Pro: Many institutions today consider admissions a holistic process. This means that in addition to grades, test scores, etc., a student’s race, gender and socioeconomic background are also considered in the admissions process. In a 1976 study of the effectiveness of early Affirmative Action policies, it was found that black students tended to pursue higher degrees than their white counterparts. This helps to dispel the myth that students affected by Affirmative Action are further disenfranchised by receiving a helping hand.

Con: But the most damning point against judging different people based on race is just that. It is judging people based on race. No matter what justifications are or the intent is (even if the goal of it is to take race out of the equation), Affirmative Action works off the mechanism of discriminating by race, which is unacceptable under any circumstances. You cannot right a wrong with another wrong even if it is with the best intentions. Many proponents of Affirmative Action claim that it does not favor one race over another, while others claim that it is purely to create a level playing field for historically oppressed groups so that they have a better chance to succeed, and in a sense compensate for their suffering and discrimination.
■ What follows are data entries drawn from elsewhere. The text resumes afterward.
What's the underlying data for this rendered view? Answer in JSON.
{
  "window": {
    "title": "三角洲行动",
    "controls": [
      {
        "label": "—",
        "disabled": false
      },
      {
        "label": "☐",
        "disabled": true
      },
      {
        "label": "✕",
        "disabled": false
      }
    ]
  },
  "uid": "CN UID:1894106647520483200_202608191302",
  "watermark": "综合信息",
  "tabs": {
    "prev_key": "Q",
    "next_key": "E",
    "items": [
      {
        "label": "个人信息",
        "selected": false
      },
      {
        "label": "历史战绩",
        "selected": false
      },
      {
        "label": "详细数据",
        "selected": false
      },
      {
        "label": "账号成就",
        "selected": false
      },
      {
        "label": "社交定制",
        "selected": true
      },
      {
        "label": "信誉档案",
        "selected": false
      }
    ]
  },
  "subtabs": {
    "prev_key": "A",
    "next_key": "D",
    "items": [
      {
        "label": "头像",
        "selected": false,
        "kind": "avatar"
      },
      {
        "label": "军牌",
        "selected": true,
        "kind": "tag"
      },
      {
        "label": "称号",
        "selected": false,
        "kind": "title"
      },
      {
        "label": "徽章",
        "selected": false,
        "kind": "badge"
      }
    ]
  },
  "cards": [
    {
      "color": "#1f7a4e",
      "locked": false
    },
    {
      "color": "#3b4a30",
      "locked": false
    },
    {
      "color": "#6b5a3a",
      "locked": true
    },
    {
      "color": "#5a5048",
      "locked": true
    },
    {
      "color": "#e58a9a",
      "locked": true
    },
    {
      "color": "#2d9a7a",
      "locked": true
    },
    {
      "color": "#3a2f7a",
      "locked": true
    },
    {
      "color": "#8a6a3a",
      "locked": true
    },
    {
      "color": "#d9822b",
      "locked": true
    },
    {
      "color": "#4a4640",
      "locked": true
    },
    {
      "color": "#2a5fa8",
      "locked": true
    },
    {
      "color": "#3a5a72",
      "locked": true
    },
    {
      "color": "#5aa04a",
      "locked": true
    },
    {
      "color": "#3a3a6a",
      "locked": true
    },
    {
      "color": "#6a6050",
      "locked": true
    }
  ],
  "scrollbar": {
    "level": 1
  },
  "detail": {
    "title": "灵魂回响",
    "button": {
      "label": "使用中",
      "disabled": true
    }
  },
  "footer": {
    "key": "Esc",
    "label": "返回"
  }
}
Pro: Affirmative Action in no way intends to attempt to make up for the years of injustice minorities have faced in this country. They are policies intended to rectify the continuing damage these injustices are causing today. In the US, minority groups are disproportionately affected by poverty. According to the 2016 US Census, the poverty rate for black and Hispanic Americans was highest, at 22% and 19% respectively. Compared to the poverty rate of Asian and white Americans with rates at 10% and 8% respectively, there is a clear gap in income. This income gap sets these students at a disadvantage to their wealthier peers. Poor public education, lack of educational resources and high dropout rates decrease a child’s accessibility to quality post-secondary education, no matter how smart they are.

Con: There are already financial aid programs to help impoverished families pay for colleges they could not afford. One solution could be to increase funding for programs like these and similar ones that would improve education in impoverished areas. This would naturally help more black and Hispanic minorities since they make up a relatively larger margin of those living in poverty; however, this aid will not be based on race because it will also be helping Asian Americans and white kids who are also in poverty stricken families. This is just one example of a solution that could induce the effect we are looking for, more equality between races, without downright discrimination.

Pro: While I do think that Affirmative Action programs have been beneficial for many of those affected by it, I do realize the flaws in the system. I feel that with adjustments to Affirmative Action policies, as well as increased financial aid for impoverished students, gains can be made towards equality.

Con: Although I would never claim that the issue of racial equality in the U.S. has been resolved in any way, I do not believe that Affirmative Action is an appropriate remedy to the solution. It is demeaning and serves as a point of racial contention in an already divided political atmosphere. There may be effective solutions to healing our nation, but one that works off the mechanism of racial discrimination for purpose of absolving past racial discrimination is not the answer.